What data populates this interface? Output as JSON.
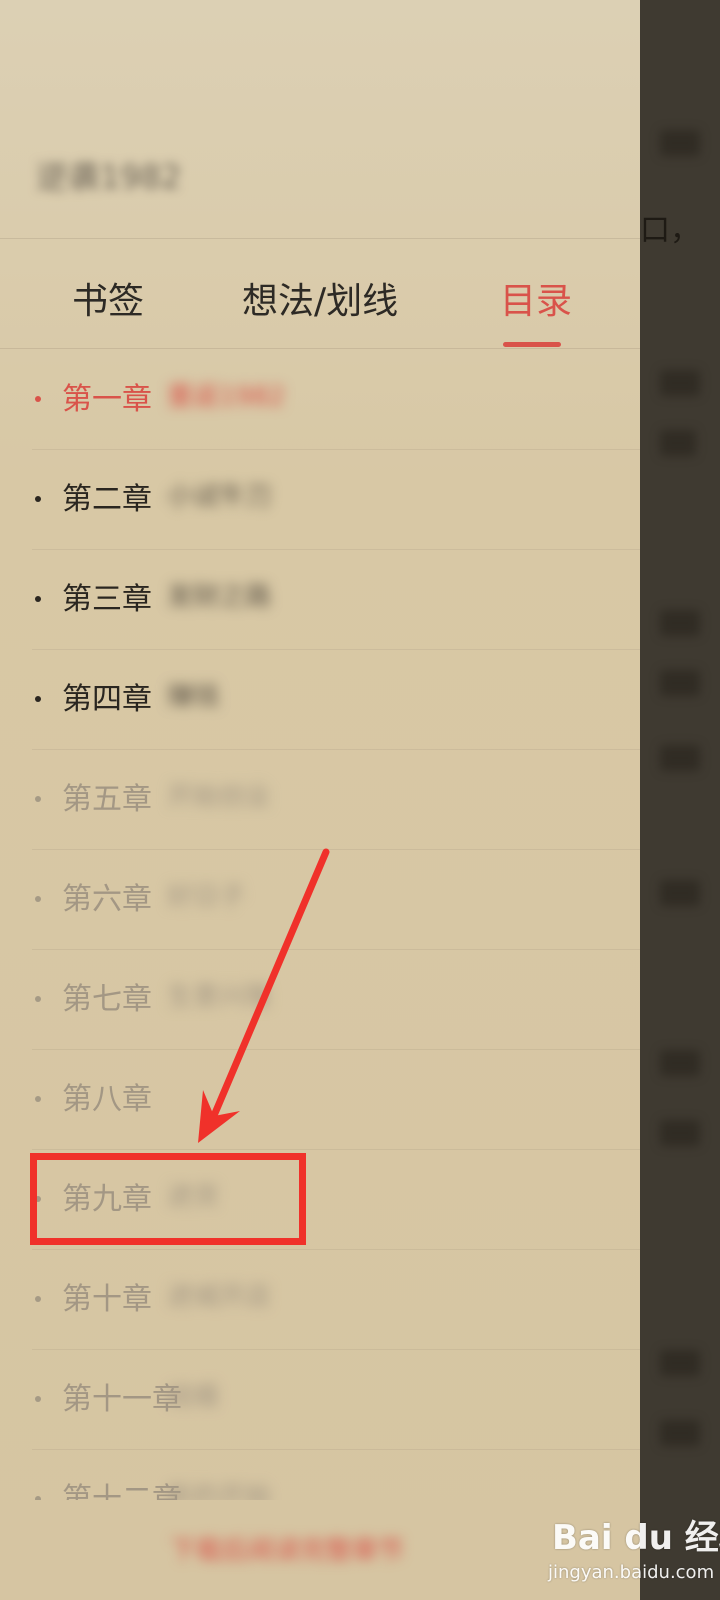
{
  "reader": {
    "edge_char": "口，"
  },
  "drawer": {
    "book_title": "逆袭1982"
  },
  "tabs": [
    {
      "label": "书签",
      "active": false
    },
    {
      "label": "想法/划线",
      "active": false
    },
    {
      "label": "目录",
      "active": true
    }
  ],
  "toc": {
    "items": [
      {
        "label": "第一章",
        "subtitle": "重返1982",
        "state": "current"
      },
      {
        "label": "第二章",
        "subtitle": "小试牛刀",
        "state": "read"
      },
      {
        "label": "第三章",
        "subtitle": "发财之路",
        "state": "read"
      },
      {
        "label": "第四章",
        "subtitle": "赚钱",
        "state": "read"
      },
      {
        "label": "第五章",
        "subtitle": "开始创业",
        "state": "locked"
      },
      {
        "label": "第六章",
        "subtitle": "好日子",
        "state": "locked"
      },
      {
        "label": "第七章",
        "subtitle": "生意兴隆",
        "state": "locked"
      },
      {
        "label": "第八章",
        "subtitle": "",
        "state": "locked"
      },
      {
        "label": "第九章",
        "subtitle": "进货",
        "state": "locked"
      },
      {
        "label": "第十章",
        "subtitle": "进城开店",
        "state": "locked"
      },
      {
        "label": "第十一章",
        "subtitle": "结婚",
        "state": "locked"
      },
      {
        "label": "第十二章",
        "subtitle": "新的开始",
        "state": "locked"
      }
    ]
  },
  "bottom": {
    "text": "下载后阅读完整章节"
  },
  "watermark": {
    "logo": "Bai du 经验",
    "url": "jingyan.baidu.com"
  },
  "colors": {
    "accent": "#d9534a",
    "annotation": "#f0312a",
    "panel_bg": "#d8c8a5",
    "overlay": "#3f3a31"
  }
}
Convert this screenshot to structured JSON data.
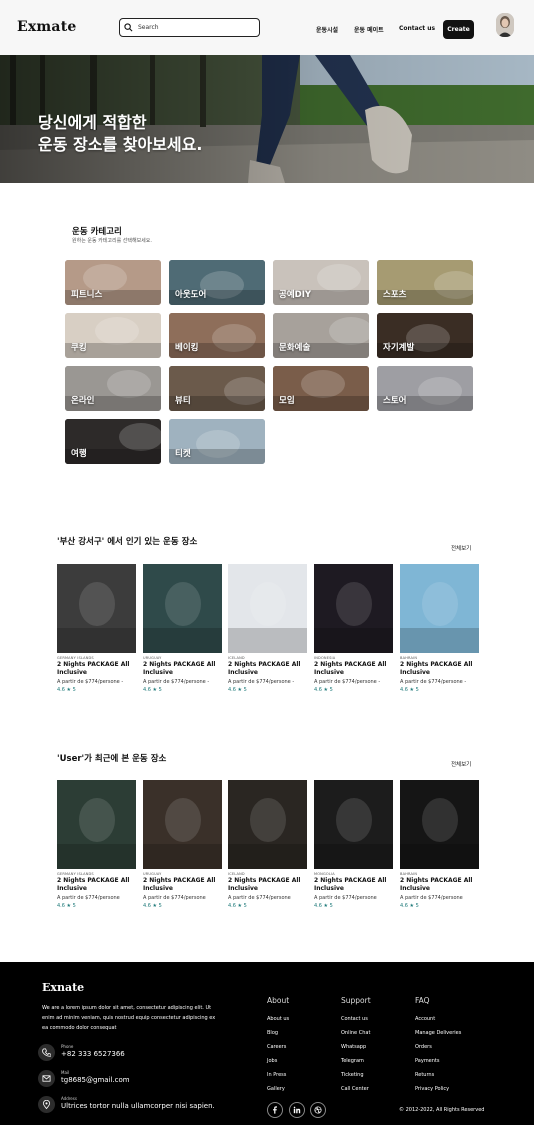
{
  "header": {
    "logo": "Exmate",
    "search_placeholder": "Search",
    "nav": [
      "운동시설",
      "운동 메이트",
      "Contact us"
    ],
    "create_label": "Create"
  },
  "hero": {
    "line1": "당신에게 적합한",
    "line2": "운동 장소를 찾아보세요."
  },
  "category": {
    "title": "운동 카테고리",
    "subtitle": "원하는 운동 카테고리를 선택해보세요.",
    "items": [
      {
        "label": "피트니스",
        "color": "#b59a88"
      },
      {
        "label": "아웃도어",
        "color": "#4f6b75"
      },
      {
        "label": "공예DIY",
        "color": "#c9c2bb"
      },
      {
        "label": "스포츠",
        "color": "#a69b72"
      },
      {
        "label": "쿠킹",
        "color": "#d8cfc4"
      },
      {
        "label": "베이킹",
        "color": "#8e6e5a"
      },
      {
        "label": "문화예술",
        "color": "#a7a19b"
      },
      {
        "label": "자기계발",
        "color": "#3a2d24"
      },
      {
        "label": "온라인",
        "color": "#9a9793"
      },
      {
        "label": "뷰티",
        "color": "#6b5a4b"
      },
      {
        "label": "모임",
        "color": "#7a5d4a"
      },
      {
        "label": "스토어",
        "color": "#9e9ea3"
      },
      {
        "label": "여행",
        "color": "#2d2a29"
      },
      {
        "label": "티켓",
        "color": "#9fb2bf"
      }
    ]
  },
  "popular": {
    "title": "'부산 강서구' 에서 인기 있는 운동 장소",
    "view_all": "전체보기",
    "cards": [
      {
        "country": "GERMANY ISLANDS",
        "title": "2 Nights PACKAGE All Inclusive",
        "price": "A partir de $774/persone -",
        "rating": "4.6 ★ 5",
        "bg": "#3c3c3c"
      },
      {
        "country": "URUGUAY",
        "title": "2 Nights PACKAGE All Inclusive",
        "price": "A partir de $774/persone -",
        "rating": "4.6 ★ 5",
        "bg": "#2f4a4a"
      },
      {
        "country": "ICELAND",
        "title": "2 Nights PACKAGE All Inclusive",
        "price": "A partir de $774/persone -",
        "rating": "4.6 ★ 5",
        "bg": "#e3e6ea"
      },
      {
        "country": "INDONESIA",
        "title": "2 Nights PACKAGE All Inclusive",
        "price": "A partir de $774/persone -",
        "rating": "4.6 ★ 5",
        "bg": "#1e1a22"
      },
      {
        "country": "BAHRAIN",
        "title": "2 Nights PACKAGE All Inclusive",
        "price": "A partir de $774/persone -",
        "rating": "4.6 ★ 5",
        "bg": "#7fb6d5"
      }
    ]
  },
  "recent": {
    "title": "'User'가 최근에 본 운동 장소",
    "view_all": "전체보기",
    "cards": [
      {
        "country": "GERMANY ISLANDS",
        "title": "2 Nights PACKAGE All Inclusive",
        "price": "A partir de $774/persone",
        "rating": "4.6 ★ 5",
        "bg": "#2c3d35"
      },
      {
        "country": "URUGUAY",
        "title": "2 Nights PACKAGE All Inclusive",
        "price": "A partir de $774/persone",
        "rating": "4.6 ★ 5",
        "bg": "#3a3029"
      },
      {
        "country": "ICELAND",
        "title": "2 Nights PACKAGE All Inclusive",
        "price": "A partir de $774/persone",
        "rating": "4.6 ★ 5",
        "bg": "#2a2622"
      },
      {
        "country": "MONGOLIA",
        "title": "2 Nights PACKAGE All Inclusive",
        "price": "A partir de $774/persone",
        "rating": "4.6 ★ 5",
        "bg": "#1c1c1c"
      },
      {
        "country": "BAHRAIN",
        "title": "2 Nights PACKAGE All Inclusive",
        "price": "A partir de $774/persone",
        "rating": "4.6 ★ 5",
        "bg": "#151515"
      }
    ]
  },
  "footer": {
    "logo": "Exnate",
    "description": "We are a lorem ipsum dolor sit amet, consectetur adipiscing elit. Ut enim ad minim veniam, quis nostrud equip consectetur adipiscing ex ea commodo dolor consequat",
    "phone_label": "Phone",
    "phone": "+82 333 6527366",
    "email_label": "Mail",
    "email": "tg8685@gmail.com",
    "address_label": "Address",
    "address": "Ultrices tortor nulla ullamcorper nisi sapien.",
    "columns": [
      {
        "head": "About",
        "links": [
          "About us",
          "Blog",
          "Careers",
          "Jobs",
          "In Press",
          "Gallery"
        ]
      },
      {
        "head": "Support",
        "links": [
          "Contact us",
          "Online Chat",
          "Whatsapp",
          "Telegram",
          "Ticketing",
          "Call Center"
        ]
      },
      {
        "head": "FAQ",
        "links": [
          "Account",
          "Manage Deliveries",
          "Orders",
          "Payments",
          "Returns",
          "Privacy Policy"
        ]
      }
    ],
    "copyright": "© 2012-2022, All Rights Reserved"
  }
}
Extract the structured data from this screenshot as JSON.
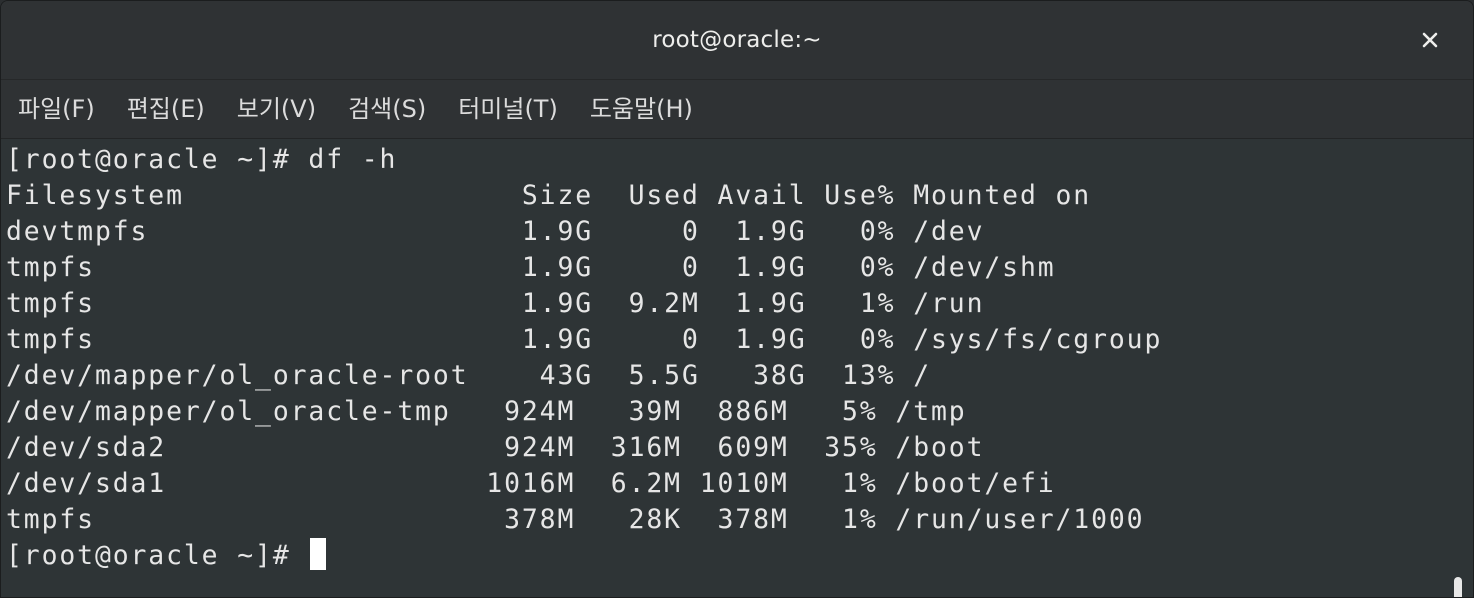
{
  "window": {
    "title": "root@oracle:~"
  },
  "menu": {
    "items": [
      {
        "label": "파일(F)"
      },
      {
        "label": "편집(E)"
      },
      {
        "label": "보기(V)"
      },
      {
        "label": "검색(S)"
      },
      {
        "label": "터미널(T)"
      },
      {
        "label": "도움말(H)"
      }
    ]
  },
  "terminal": {
    "lines": [
      "[root@oracle ~]# df -h",
      "Filesystem                   Size  Used Avail Use% Mounted on",
      "devtmpfs                     1.9G     0  1.9G   0% /dev",
      "tmpfs                        1.9G     0  1.9G   0% /dev/shm",
      "tmpfs                        1.9G  9.2M  1.9G   1% /run",
      "tmpfs                        1.9G     0  1.9G   0% /sys/fs/cgroup",
      "/dev/mapper/ol_oracle-root    43G  5.5G   38G  13% /",
      "/dev/mapper/ol_oracle-tmp   924M   39M  886M   5% /tmp",
      "/dev/sda2                   924M  316M  609M  35% /boot",
      "/dev/sda1                  1016M  6.2M 1010M   1% /boot/efi",
      "tmpfs                       378M   28K  378M   1% /run/user/1000"
    ],
    "prompt": "[root@oracle ~]# "
  },
  "colors": {
    "background": "#2e3436",
    "titlebar": "#2f3234",
    "text": "#e6e6e6",
    "cursor": "#ffffff"
  },
  "icons": {
    "close": "close-icon"
  }
}
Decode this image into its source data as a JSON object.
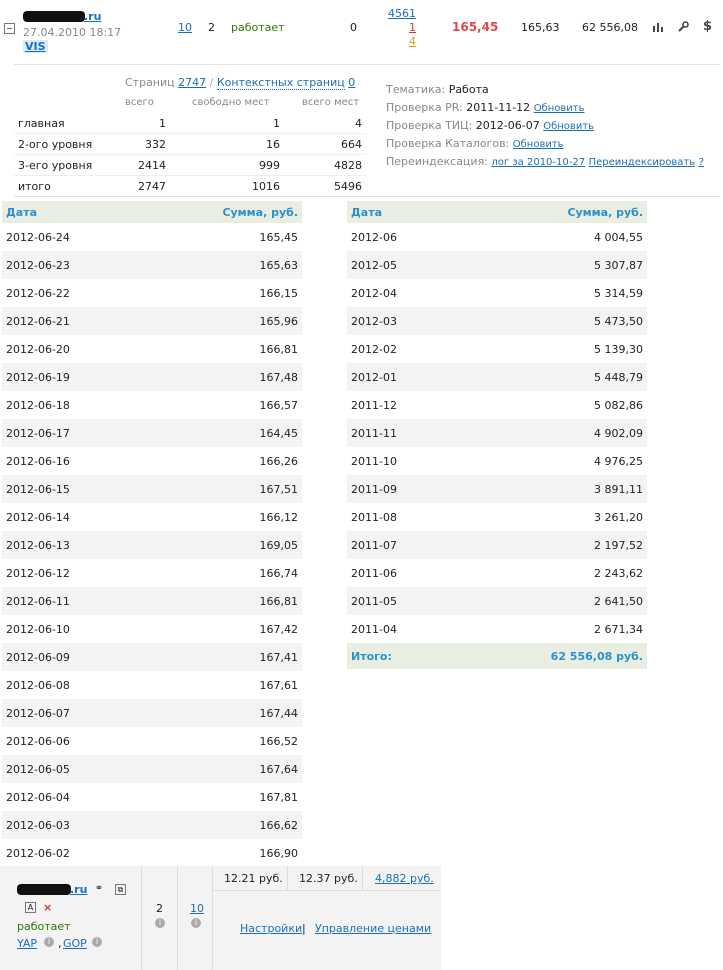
{
  "site": {
    "domain_suffix": ".ru",
    "added": "27.04.2010 18:17",
    "badge": "VIS",
    "pages": "10",
    "levels": "2",
    "status": "работает",
    "zero": "0",
    "links_total": "4561",
    "links_red": "1",
    "links_orange": "4",
    "today": "165,45",
    "yesterday": "165,63",
    "total": "62 556,08"
  },
  "details": {
    "pages_label": "Страниц",
    "pages_value": "2747",
    "context_label": "Контекстных страниц",
    "context_value": "0",
    "col_total": "всего",
    "col_free": "свободно мест",
    "col_places": "всего мест",
    "rows": [
      {
        "label": "главная",
        "a": "1",
        "b": "1",
        "c": "4"
      },
      {
        "label": "2-ого уровня",
        "a": "332",
        "b": "16",
        "c": "664"
      },
      {
        "label": "3-его уровня",
        "a": "2414",
        "b": "999",
        "c": "4828"
      },
      {
        "label": "итого",
        "a": "2747",
        "b": "1016",
        "c": "5496"
      }
    ],
    "theme_label": "Тематика:",
    "theme_value": "Работа",
    "pr_label": "Проверка PR:",
    "pr_date": "2011-11-12",
    "tic_label": "Проверка ТИЦ:",
    "tic_date": "2012-06-07",
    "catalog_label": "Проверка Каталогов:",
    "update": "Обновить",
    "reindex_label": "Переиндексация:",
    "reindex_log": "лог за 2010-10-27",
    "reindex_action": "Переиндексировать",
    "question": "?"
  },
  "daily": {
    "col_date": "Дата",
    "col_sum": "Сумма, руб.",
    "rows": [
      [
        "2012-06-24",
        "165,45"
      ],
      [
        "2012-06-23",
        "165,63"
      ],
      [
        "2012-06-22",
        "166,15"
      ],
      [
        "2012-06-21",
        "165,96"
      ],
      [
        "2012-06-20",
        "166,81"
      ],
      [
        "2012-06-19",
        "167,48"
      ],
      [
        "2012-06-18",
        "166,57"
      ],
      [
        "2012-06-17",
        "164,45"
      ],
      [
        "2012-06-16",
        "166,26"
      ],
      [
        "2012-06-15",
        "167,51"
      ],
      [
        "2012-06-14",
        "166,12"
      ],
      [
        "2012-06-13",
        "169,05"
      ],
      [
        "2012-06-12",
        "166,74"
      ],
      [
        "2012-06-11",
        "166,81"
      ],
      [
        "2012-06-10",
        "167,42"
      ],
      [
        "2012-06-09",
        "167,41"
      ],
      [
        "2012-06-08",
        "167,61"
      ],
      [
        "2012-06-07",
        "167,44"
      ],
      [
        "2012-06-06",
        "166,52"
      ],
      [
        "2012-06-05",
        "167,64"
      ],
      [
        "2012-06-04",
        "167,81"
      ],
      [
        "2012-06-03",
        "166,62"
      ],
      [
        "2012-06-02",
        "166,90"
      ]
    ]
  },
  "monthly": {
    "col_date": "Дата",
    "col_sum": "Сумма, руб.",
    "rows": [
      [
        "2012-06",
        "4 004,55"
      ],
      [
        "2012-05",
        "5 307,87"
      ],
      [
        "2012-04",
        "5 314,59"
      ],
      [
        "2012-03",
        "5 473,50"
      ],
      [
        "2012-02",
        "5 139,30"
      ],
      [
        "2012-01",
        "5 448,79"
      ],
      [
        "2011-12",
        "5 082,86"
      ],
      [
        "2011-11",
        "4 902,09"
      ],
      [
        "2011-10",
        "4 976,25"
      ],
      [
        "2011-09",
        "3 891,11"
      ],
      [
        "2011-08",
        "3 261,20"
      ],
      [
        "2011-07",
        "2 197,52"
      ],
      [
        "2011-06",
        "2 243,62"
      ],
      [
        "2011-05",
        "2 641,50"
      ],
      [
        "2011-04",
        "2 671,34"
      ]
    ],
    "total_label": "Итого:",
    "total_value": "62 556,08 руб."
  },
  "bottom": {
    "domain_suffix": ".ru",
    "status": "работает",
    "yap": "YAP",
    "comma": ",",
    "gop": "GOP",
    "col1": "2",
    "col2": "10",
    "price1": "12.21 руб.",
    "price2": "12.37 руб.",
    "price3": "4,882 руб.",
    "settings": "Настройки",
    "separator": "|",
    "manage": "Управление ценами"
  }
}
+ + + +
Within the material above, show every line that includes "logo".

__Response__
    "logo": "Bai du 经验",
    "logo": "Exmate",
    "logo": "Exnate",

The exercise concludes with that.